This I believe with all my heart – our only hope as human beings is that we are loved, unconditionally and passionately – by a God who is absolutely lavish and prodigal in his mercy and grace. And that is not merely our only hope – it is our saving hope and greatest joy, because this is our God made known in Jesus. Thank heavens!
Are you saying that those that are not bound or crippled by their past, are freed from the judgement of God? I am a little confused, can you explain a little more what living as the redeemed means please. So, if someone is never freed from this, what happens?
To quote C. S. Lewis once again: our problem is not that we ask too much of God, it is that we ask too little. We are like the urchin content with playing in a mud puddle in the alley when all the time we are being offered a holiday at the seashore. I believe our gracious God has such profound blessing and joy to provide us — as Paul said, more than we can ask or imagine. Or, as the prophet Malachi suggested, God is waiting to throw open the storehouses of heaven and pour out so much blessing that we can not contain it all. And in reference to Malachi’s words, I believe the tithe we are called to bring is the receptive, trusting, rejoicing heart. In other words, the more we allow God to heal, help, surprise and grace us, the deeper and greater will be the blessedness God gives us to enjoy. Ask and we will receive! But our kindly Father will not force on us what we are unwilling to receive or ask for. If we want to settle for only a mud puddle, that is all we will get.

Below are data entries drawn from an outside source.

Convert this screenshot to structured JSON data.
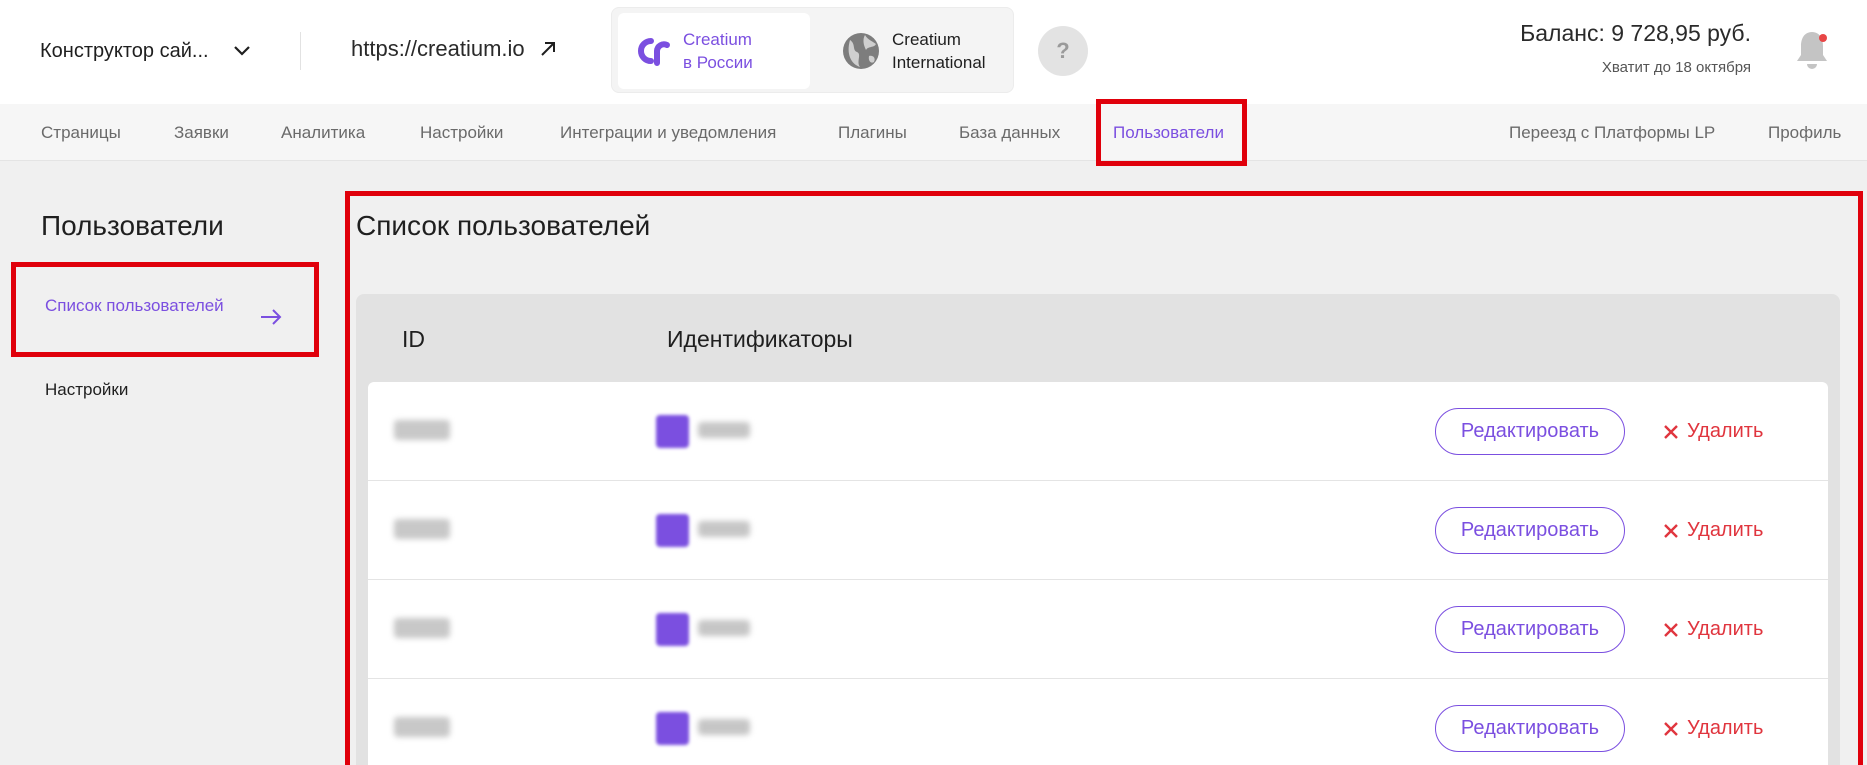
{
  "header": {
    "site_selector": {
      "label": "Конструктор сай...",
      "icon": "chevron-down-icon"
    },
    "site_url": {
      "label": "https://creatium.io",
      "icon": "external-link-icon"
    },
    "regions": [
      {
        "label_line1": "Creatium",
        "label_line2": "в России",
        "icon": "creatium-logo-icon",
        "selected": true
      },
      {
        "label_line1": "Creatium",
        "label_line2": "International",
        "icon": "globe-icon",
        "selected": false
      }
    ],
    "help_label": "?",
    "balance": "Баланс: 9 728,95 руб.",
    "balance_note": "Хватит до 18 октября",
    "bell_icon": "bell-icon"
  },
  "nav": {
    "items": [
      "Страницы",
      "Заявки",
      "Аналитика",
      "Настройки",
      "Интеграции и уведомления",
      "Плагины",
      "База данных",
      "Пользователи"
    ],
    "active": "Пользователи",
    "right_items": [
      "Переезд с Платформы LP",
      "Профиль"
    ]
  },
  "sidebar": {
    "title": "Пользователи",
    "items": [
      {
        "label": "Список пользователей",
        "active": true,
        "icon": "arrow-right-icon"
      },
      {
        "label": "Настройки",
        "active": false
      }
    ]
  },
  "main": {
    "title": "Список пользователей",
    "columns": [
      "ID",
      "Идентификаторы"
    ],
    "edit_label": "Редактировать",
    "delete_label": "Удалить",
    "row_count": 4
  },
  "colors": {
    "accent": "#7b4fe0",
    "danger": "#e0353e",
    "highlight": "#e0000b"
  }
}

One of my favourite writers put it this way: “We are free to make fools of ourselves in this life and damned fools of ourselves forever.” And it seems to me there is no greater folly than not trusting that the Lord of all creation and compassion has mercy and blessing in an abundance beyond measure, even more than we can ask or imagine.